Invasive Species Compendium

Detailed coverage of invasive species threatening livelihoods and the environment worldwide

Abstract

Development and fecundity of Trissolcus japonicus on fertilized and unfertilized eggs of the brown marmorated stink bug, Halyomorpha halys.

Abstract

Halyomorpha halys, the brown marmorated stink bug, is a serious agricultural and horticultural pest native to East Asia, which became an invasive pest in northern temperate parts of other regions in the mid-1990s. Trissolcus japonicus is a dominant egg parasitoid of H. halys in its native range. In this paper, we investigated mating, oviposition and fecundity of both virgin and mated females of H. halys. Virgin H. halys females produced unfertilized eggs, while mated females produced fertilized eggs, but mating states of adult females did not affect the number of eggs produced. We further compared the development and fecundity of T. japonicus on fertilized or unfertilized eggs of various ages. Fertilized eggs were tested continuously for up to 5 days (time to hatch), while unfertilized eggs were tested for up to 11 days (time to egg collapse). The fertilization status of the host egg had a significant effect on the development, emergence success, and sex ratio of T. japonicus progeny.
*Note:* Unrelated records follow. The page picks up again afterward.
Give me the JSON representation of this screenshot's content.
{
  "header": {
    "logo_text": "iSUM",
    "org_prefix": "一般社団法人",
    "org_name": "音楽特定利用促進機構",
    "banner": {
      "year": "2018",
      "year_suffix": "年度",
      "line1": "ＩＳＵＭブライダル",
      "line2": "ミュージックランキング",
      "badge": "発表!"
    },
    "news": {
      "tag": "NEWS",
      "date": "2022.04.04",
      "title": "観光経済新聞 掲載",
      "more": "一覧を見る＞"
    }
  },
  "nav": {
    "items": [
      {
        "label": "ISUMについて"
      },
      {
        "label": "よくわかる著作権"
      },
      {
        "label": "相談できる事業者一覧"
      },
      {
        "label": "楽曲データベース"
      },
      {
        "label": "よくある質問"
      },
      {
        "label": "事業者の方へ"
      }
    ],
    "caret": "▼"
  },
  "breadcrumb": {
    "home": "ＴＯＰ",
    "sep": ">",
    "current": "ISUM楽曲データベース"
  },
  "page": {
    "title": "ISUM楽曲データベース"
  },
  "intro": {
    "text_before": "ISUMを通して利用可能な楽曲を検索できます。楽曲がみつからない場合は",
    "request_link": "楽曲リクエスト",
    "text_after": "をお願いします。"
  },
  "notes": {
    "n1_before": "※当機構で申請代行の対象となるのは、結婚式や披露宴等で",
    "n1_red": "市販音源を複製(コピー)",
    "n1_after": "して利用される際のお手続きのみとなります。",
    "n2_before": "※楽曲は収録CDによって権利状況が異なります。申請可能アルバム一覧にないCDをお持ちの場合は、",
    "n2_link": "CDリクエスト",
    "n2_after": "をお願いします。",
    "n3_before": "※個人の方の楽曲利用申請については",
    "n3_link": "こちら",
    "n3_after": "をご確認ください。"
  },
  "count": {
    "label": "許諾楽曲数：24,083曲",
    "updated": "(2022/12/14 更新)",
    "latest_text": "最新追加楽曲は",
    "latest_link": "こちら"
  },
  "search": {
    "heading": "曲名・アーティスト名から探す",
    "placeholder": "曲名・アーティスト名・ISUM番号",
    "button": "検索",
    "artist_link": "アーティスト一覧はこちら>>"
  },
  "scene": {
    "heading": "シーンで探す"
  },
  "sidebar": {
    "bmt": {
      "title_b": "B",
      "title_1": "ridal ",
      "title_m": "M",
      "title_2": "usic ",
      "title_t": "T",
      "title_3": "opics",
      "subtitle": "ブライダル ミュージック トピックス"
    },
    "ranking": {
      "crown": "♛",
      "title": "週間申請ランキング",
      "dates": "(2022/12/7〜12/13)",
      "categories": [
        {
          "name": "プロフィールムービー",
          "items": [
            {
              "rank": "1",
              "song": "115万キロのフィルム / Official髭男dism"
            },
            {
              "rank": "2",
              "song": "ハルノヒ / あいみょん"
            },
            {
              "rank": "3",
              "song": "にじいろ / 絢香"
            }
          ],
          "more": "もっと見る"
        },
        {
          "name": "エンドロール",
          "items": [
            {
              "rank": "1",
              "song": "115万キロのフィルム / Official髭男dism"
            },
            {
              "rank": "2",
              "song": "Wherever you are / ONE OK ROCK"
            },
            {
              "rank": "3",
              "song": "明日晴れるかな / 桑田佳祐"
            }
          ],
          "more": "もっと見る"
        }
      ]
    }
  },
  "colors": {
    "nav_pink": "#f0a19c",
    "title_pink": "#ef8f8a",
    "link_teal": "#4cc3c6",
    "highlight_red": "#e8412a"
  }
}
A small increase in development time was observed for T. japonicus in fertilized eggs, fewer T. japonicus emerged from fertilized eggs than unfertilized eggs, and the proportion of female progeny was lower on fertilized eggs. The age of host eggs also significantly affected the development rate and fecundity of T. japonicus, with unfertilized eggs becoming more favorable than fertilized eggs as egg age increased. In summary, unfertilized H. halys eggs were better suited for T. japonicus development and fecundity, indicating their potential use in T. japonicus mass rearing.